■ EXERCISE OBJECTIVE
Say the number of lines holding the word "JSON" in the data, and leave out everything else.

'''

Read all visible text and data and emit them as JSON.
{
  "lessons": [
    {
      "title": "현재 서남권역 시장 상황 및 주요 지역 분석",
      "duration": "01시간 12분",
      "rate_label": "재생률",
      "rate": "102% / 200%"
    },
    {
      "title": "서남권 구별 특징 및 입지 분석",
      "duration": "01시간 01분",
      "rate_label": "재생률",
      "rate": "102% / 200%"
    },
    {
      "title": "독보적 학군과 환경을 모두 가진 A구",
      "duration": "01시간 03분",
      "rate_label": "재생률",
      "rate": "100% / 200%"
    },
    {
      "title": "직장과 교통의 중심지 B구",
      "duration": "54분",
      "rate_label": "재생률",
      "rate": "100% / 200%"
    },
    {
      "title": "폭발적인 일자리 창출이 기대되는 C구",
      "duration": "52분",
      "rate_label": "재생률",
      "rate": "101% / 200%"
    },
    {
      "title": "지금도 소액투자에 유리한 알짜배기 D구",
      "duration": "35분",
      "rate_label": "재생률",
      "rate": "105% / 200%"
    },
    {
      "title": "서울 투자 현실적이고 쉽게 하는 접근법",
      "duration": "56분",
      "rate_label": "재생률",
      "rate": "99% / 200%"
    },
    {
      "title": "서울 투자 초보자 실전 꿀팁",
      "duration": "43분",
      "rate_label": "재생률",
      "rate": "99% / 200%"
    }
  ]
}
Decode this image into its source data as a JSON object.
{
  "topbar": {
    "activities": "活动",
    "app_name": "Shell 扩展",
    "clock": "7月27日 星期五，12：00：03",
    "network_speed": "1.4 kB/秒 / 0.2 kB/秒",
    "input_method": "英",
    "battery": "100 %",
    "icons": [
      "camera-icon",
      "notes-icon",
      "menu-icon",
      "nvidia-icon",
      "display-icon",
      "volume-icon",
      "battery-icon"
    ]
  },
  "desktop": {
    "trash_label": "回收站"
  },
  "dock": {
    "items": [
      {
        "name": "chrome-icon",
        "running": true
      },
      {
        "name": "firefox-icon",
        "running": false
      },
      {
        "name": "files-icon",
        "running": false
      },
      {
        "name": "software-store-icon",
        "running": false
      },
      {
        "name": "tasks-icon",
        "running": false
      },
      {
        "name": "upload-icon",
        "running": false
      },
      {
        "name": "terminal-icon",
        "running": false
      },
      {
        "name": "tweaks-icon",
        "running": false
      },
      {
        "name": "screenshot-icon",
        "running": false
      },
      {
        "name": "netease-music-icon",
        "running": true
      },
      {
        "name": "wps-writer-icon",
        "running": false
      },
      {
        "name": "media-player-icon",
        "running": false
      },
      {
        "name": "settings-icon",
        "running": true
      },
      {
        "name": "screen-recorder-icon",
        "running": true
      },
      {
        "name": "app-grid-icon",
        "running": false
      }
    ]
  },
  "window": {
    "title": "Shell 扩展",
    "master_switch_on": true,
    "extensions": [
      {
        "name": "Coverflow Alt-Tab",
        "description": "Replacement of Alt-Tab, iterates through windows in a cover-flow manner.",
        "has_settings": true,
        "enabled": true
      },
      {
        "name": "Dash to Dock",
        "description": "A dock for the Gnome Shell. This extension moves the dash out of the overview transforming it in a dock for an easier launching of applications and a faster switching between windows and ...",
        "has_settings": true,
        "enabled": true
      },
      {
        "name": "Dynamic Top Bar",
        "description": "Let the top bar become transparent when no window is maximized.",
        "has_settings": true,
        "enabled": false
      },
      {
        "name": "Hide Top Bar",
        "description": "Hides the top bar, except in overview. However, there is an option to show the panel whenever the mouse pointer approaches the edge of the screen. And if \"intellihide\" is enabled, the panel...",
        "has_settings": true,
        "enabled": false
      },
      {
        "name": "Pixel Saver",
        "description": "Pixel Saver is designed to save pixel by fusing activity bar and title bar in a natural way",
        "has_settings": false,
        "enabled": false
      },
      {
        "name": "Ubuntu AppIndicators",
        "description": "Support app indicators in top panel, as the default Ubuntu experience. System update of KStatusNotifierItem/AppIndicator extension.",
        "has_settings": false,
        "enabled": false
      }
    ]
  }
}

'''

■ ANSWER AREA
2